The researchers noted that the acupuncture group’s pain relief after surgery occurred twice as fast as the control group, 36 hours for the acupuncture group versus 84 hours for the control group. In addition, the study found that those in the acupuncture group had a return of appetite and ability to eat within 24 hours versus 72 hours for that of the control group.
The study utilized a double blind, placebo controlled framework that utilized sham acupuncture to simulate treatment. Sham acupuncture refers to a series of techniques that are used to ensure the researchers and patients are unable to tell if they received real acupuncture or not. Methods include needling non-acupuncture points on the body as well as specially designed blunt spring loaded needles that can simulate the sensation of a needle being inserted.
The study procedure utilized a variety of acupuncture points known for their analgesic properties, their known benefit for the head and throat, as well as points to reduce nausea and vomiting as well as points to reduce anxiety and agitation. Auricular acupuncture, or the use of acupuncture points on the ear, were utilized as well. Several of the points were stimulated using a variable frequency electrical stimulation device that applies a very small amount of electrical current to an acupuncture needle. This method is frequently used for pain reduction and for acupuncture analgesia used in a variety of surgeries including dental surgery.

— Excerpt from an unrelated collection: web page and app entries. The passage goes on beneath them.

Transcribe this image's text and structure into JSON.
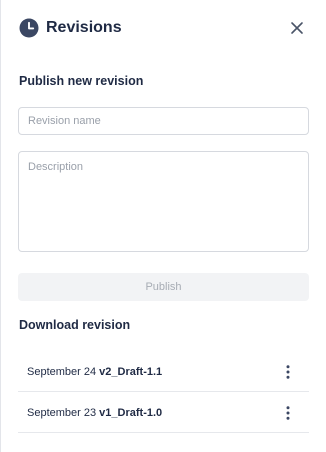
{
  "panel": {
    "title": "Revisions",
    "icons": {
      "header": "clock-icon",
      "close": "close-icon",
      "row_menu": "more-vertical-icon"
    },
    "colors": {
      "text": "#1f2a44",
      "muted": "#9aa0aa",
      "border": "#d6d9df",
      "disabled_bg": "#f2f3f5"
    }
  },
  "publish": {
    "heading": "Publish new revision",
    "name_value": "",
    "name_placeholder": "Revision name",
    "description_value": "",
    "description_placeholder": "Description",
    "button_label": "Publish"
  },
  "download": {
    "heading": "Download revision",
    "revisions": [
      {
        "date": "September 24",
        "name": "v2_Draft-1.1"
      },
      {
        "date": "September 23",
        "name": "v1_Draft-1.0"
      }
    ]
  }
}
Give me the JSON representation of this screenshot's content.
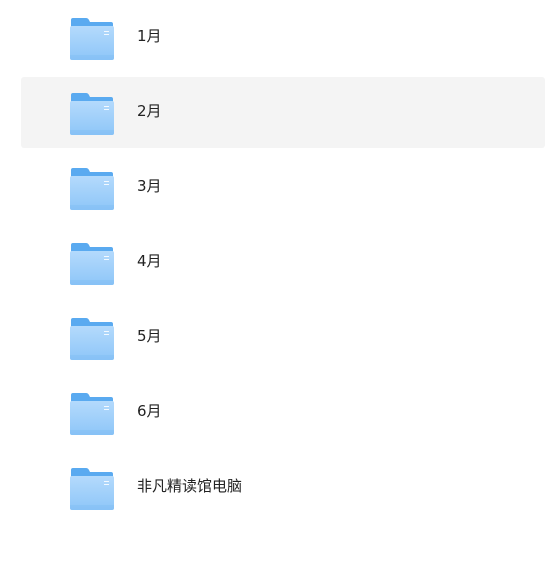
{
  "files": [
    {
      "name": "1月",
      "icon": "folder-icon"
    },
    {
      "name": "2月",
      "icon": "folder-icon",
      "state": "hover"
    },
    {
      "name": "3月",
      "icon": "folder-icon"
    },
    {
      "name": "4月",
      "icon": "folder-icon"
    },
    {
      "name": "5月",
      "icon": "folder-icon"
    },
    {
      "name": "6月",
      "icon": "folder-icon"
    },
    {
      "name": "非凡精读馆电脑",
      "icon": "folder-icon"
    }
  ],
  "colors": {
    "folder_back": "#5aaaf0",
    "folder_front_top": "#a6d3fb",
    "folder_front_bottom": "#8cc5f8",
    "hover_bg": "#f4f4f4",
    "text": "#222222"
  }
}
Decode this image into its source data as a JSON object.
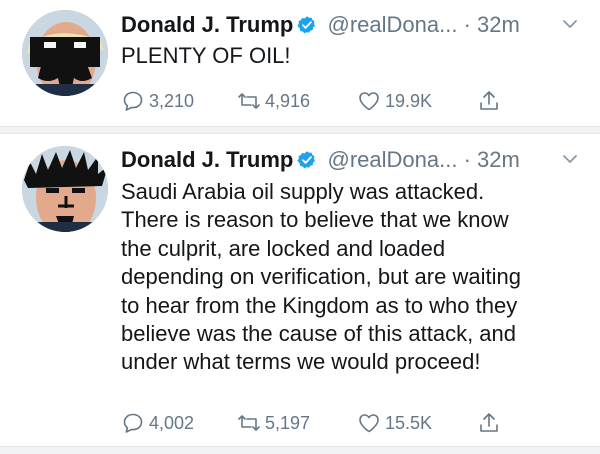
{
  "tweets": [
    {
      "name": "Donald J. Trump",
      "handle": "@realDona...",
      "dot": "·",
      "time": "32m",
      "text": "PLENTY OF OIL!",
      "replies": "3,210",
      "retweets": "4,916",
      "likes": "19.9K"
    },
    {
      "name": "Donald J. Trump",
      "handle": "@realDona...",
      "dot": "·",
      "time": "32m",
      "text": "Saudi Arabia oil supply was attacked.\nThere is reason to believe that we know\nthe culprit, are locked and loaded\ndepending on verification, but are waiting\nto hear from the Kingdom as to who they\nbelieve was the cause of this attack, and\nunder what terms we would proceed!",
      "replies": "4,002",
      "retweets": "5,197",
      "likes": "15.5K"
    }
  ],
  "icons": {
    "verified": "verified-badge-icon",
    "more": "chevron-down-icon",
    "reply": "reply-icon",
    "retweet": "retweet-icon",
    "like": "heart-icon",
    "share": "share-icon"
  },
  "colors": {
    "verified": "#1da1f2",
    "secondary_text": "#657786",
    "primary_text": "#14171a"
  }
}
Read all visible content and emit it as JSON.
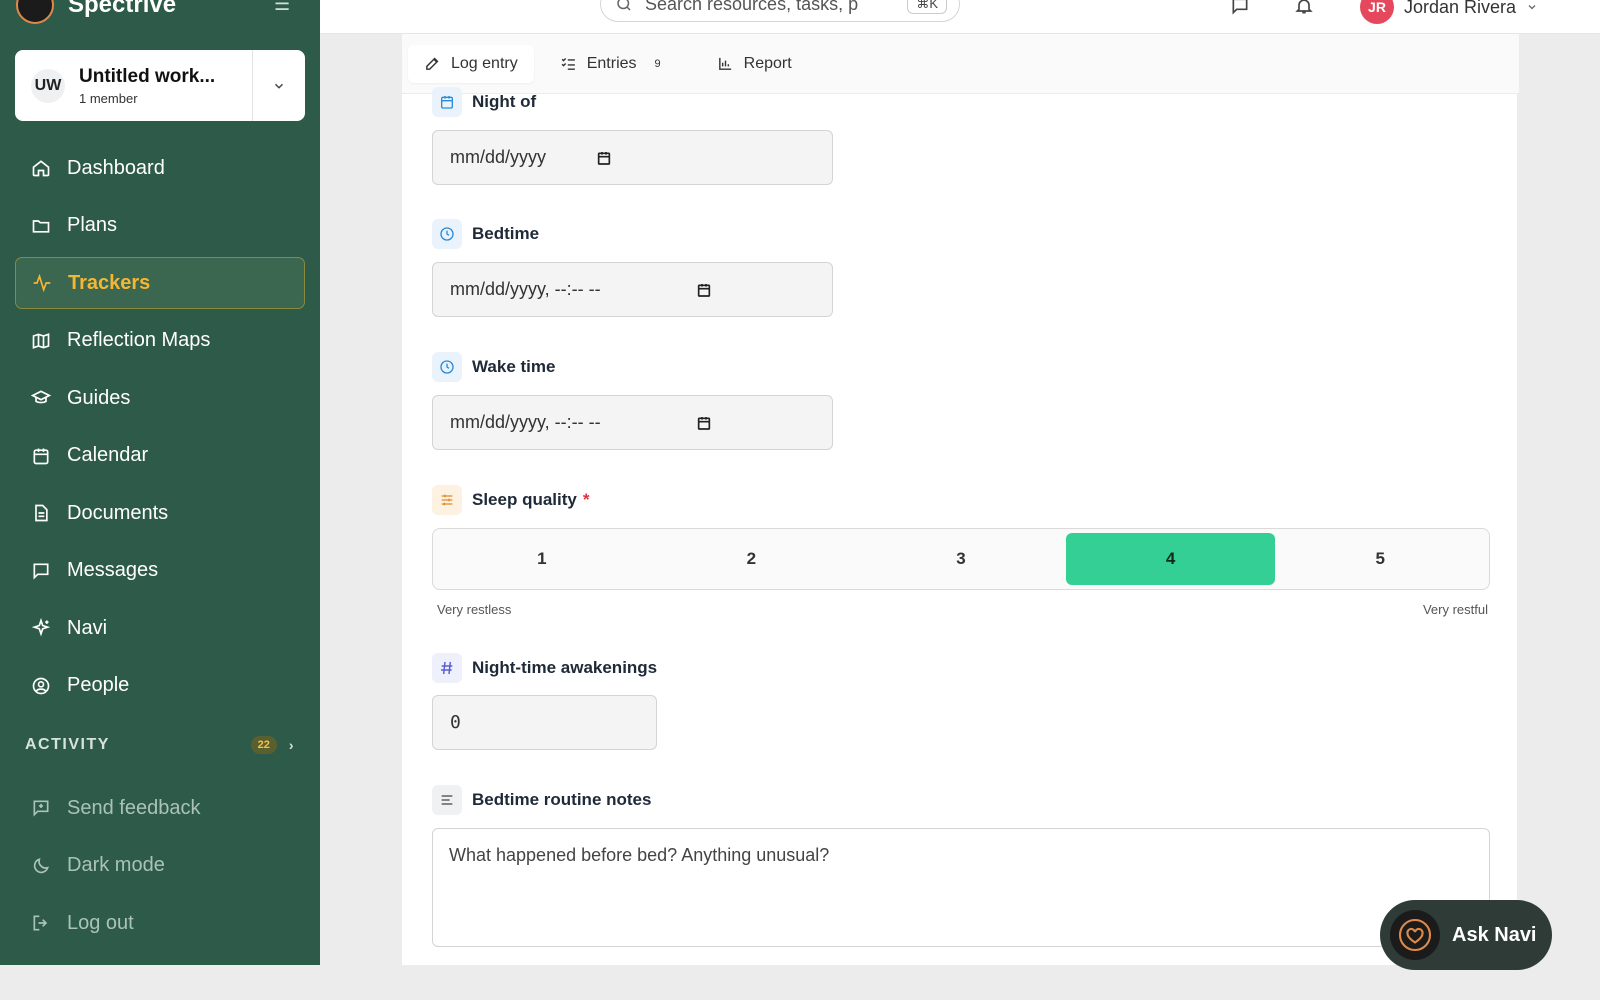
{
  "brand": {
    "name": "Spectrive"
  },
  "workspace": {
    "initials": "UW",
    "name": "Untitled work...",
    "members": "1 member"
  },
  "nav": [
    {
      "label": "Dashboard",
      "icon": "home-icon"
    },
    {
      "label": "Plans",
      "icon": "folder-icon"
    },
    {
      "label": "Trackers",
      "icon": "activity-icon",
      "active": true
    },
    {
      "label": "Reflection Maps",
      "icon": "map-icon"
    },
    {
      "label": "Guides",
      "icon": "graduation-cap-icon"
    },
    {
      "label": "Calendar",
      "icon": "calendar-icon"
    },
    {
      "label": "Documents",
      "icon": "document-icon"
    },
    {
      "label": "Messages",
      "icon": "message-icon"
    },
    {
      "label": "Navi",
      "icon": "sparkles-icon"
    },
    {
      "label": "People",
      "icon": "user-circle-icon"
    }
  ],
  "activity": {
    "label": "ACTIVITY",
    "count": "22"
  },
  "footer": [
    {
      "label": "Send feedback",
      "icon": "feedback-icon"
    },
    {
      "label": "Dark mode",
      "icon": "moon-icon"
    },
    {
      "label": "Log out",
      "icon": "logout-icon"
    }
  ],
  "topbar": {
    "search_placeholder": "Search resources, tasks, p",
    "shortcut": "⌘K",
    "user_initials": "JR",
    "user_name": "Jordan Rivera"
  },
  "tabs": [
    {
      "label": "Log entry",
      "icon": "pencil-icon",
      "active": true
    },
    {
      "label": "Entries",
      "icon": "list-check-icon",
      "count": "9"
    },
    {
      "label": "Report",
      "icon": "bar-chart-icon"
    }
  ],
  "form": {
    "night_of": {
      "label": "Night of",
      "placeholder": "mm/dd/yyyy"
    },
    "bedtime": {
      "label": "Bedtime",
      "placeholder": "mm/dd/yyyy, --:-- --"
    },
    "wake_time": {
      "label": "Wake time",
      "placeholder": "mm/dd/yyyy, --:-- --"
    },
    "sleep_quality": {
      "label": "Sleep quality",
      "required_mark": "*",
      "options": [
        "1",
        "2",
        "3",
        "4",
        "5"
      ],
      "selected": "4",
      "min_hint": "Very restless",
      "max_hint": "Very restful"
    },
    "awakenings": {
      "label": "Night-time awakenings",
      "value": "0"
    },
    "notes": {
      "label": "Bedtime routine notes",
      "placeholder": "What happened before bed? Anything unusual?"
    }
  },
  "ask_navi": {
    "label": "Ask Navi"
  },
  "colors": {
    "sidebar": "#2e5a49",
    "accent": "#f5b732",
    "selected": "#33cf95",
    "required": "#e0303f"
  }
}
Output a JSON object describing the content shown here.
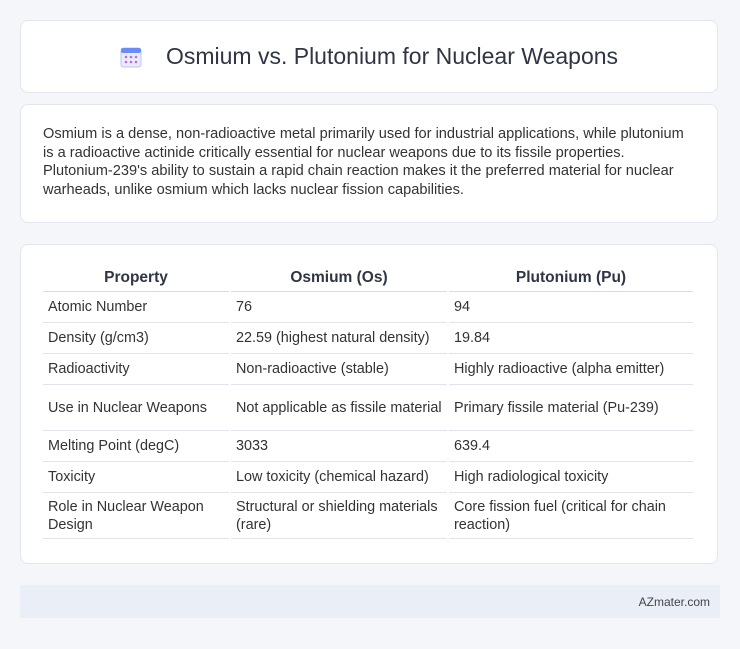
{
  "header": {
    "title": "Osmium vs. Plutonium for Nuclear Weapons",
    "icon": "calendar-icon",
    "icon_colors": {
      "top": "#6c8cf5",
      "body": "#e9ecff",
      "dots": "#c06adf"
    }
  },
  "description": {
    "text": "Osmium is a dense, non-radioactive metal primarily used for industrial applications, while plutonium is a radioactive actinide critically essential for nuclear weapons due to its fissile properties. Plutonium-239's ability to sustain a rapid chain reaction makes it the preferred material for nuclear warheads, unlike osmium which lacks nuclear fission capabilities."
  },
  "table": {
    "headers": [
      "Property",
      "Osmium (Os)",
      "Plutonium (Pu)"
    ],
    "rows": [
      [
        "Atomic Number",
        "76",
        "94"
      ],
      [
        "Density (g/cm3)",
        "22.59 (highest natural density)",
        "19.84"
      ],
      [
        "Radioactivity",
        "Non-radioactive (stable)",
        "Highly radioactive (alpha emitter)"
      ],
      [
        "Use in Nuclear Weapons",
        "Not applicable as fissile material",
        "Primary fissile material (Pu-239)"
      ],
      [
        "Melting Point (degC)",
        "3033",
        "639.4"
      ],
      [
        "Toxicity",
        "Low toxicity (chemical hazard)",
        "High radiological toxicity"
      ],
      [
        "Role in Nuclear Weapon Design",
        "Structural or shielding materials (rare)",
        "Core fission fuel (critical for chain reaction)"
      ]
    ]
  },
  "footer": {
    "text": "AZmater.com"
  }
}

The researchers noted that there were no side-effects or complications from the acupuncture and concluded that acupuncture is “feasible, well tolerated, and results in improved pain and earlier return of diet post-operatively.”
Although this study only looked at a single type of surgery, acupuncture has been used during surgery in China extensively to reduce post-operative recovery time, speed wound healing and reduce the need for deep anesthesia drugs. The researchers note that acupuncture during surgery is a relatively new field, but given the success of this study they recommend further research with larger sample sizes.
I think that one of the best things that can come out of acupuncture research is the integration of western medicine and complementary forms of medicine like acupuncture and herbal medicine to be used side by side to ensure that the patient receives the best care possible. Given the high level of safety and ability to reduce cost (less drugs, shorter hospital stays), acupuncture will hopefully be given the green light in more areas of the western healthcare world and will demonstrate its effectiveness and safety.
For a summary of the study click here.
To read the abstract and access the full study click here.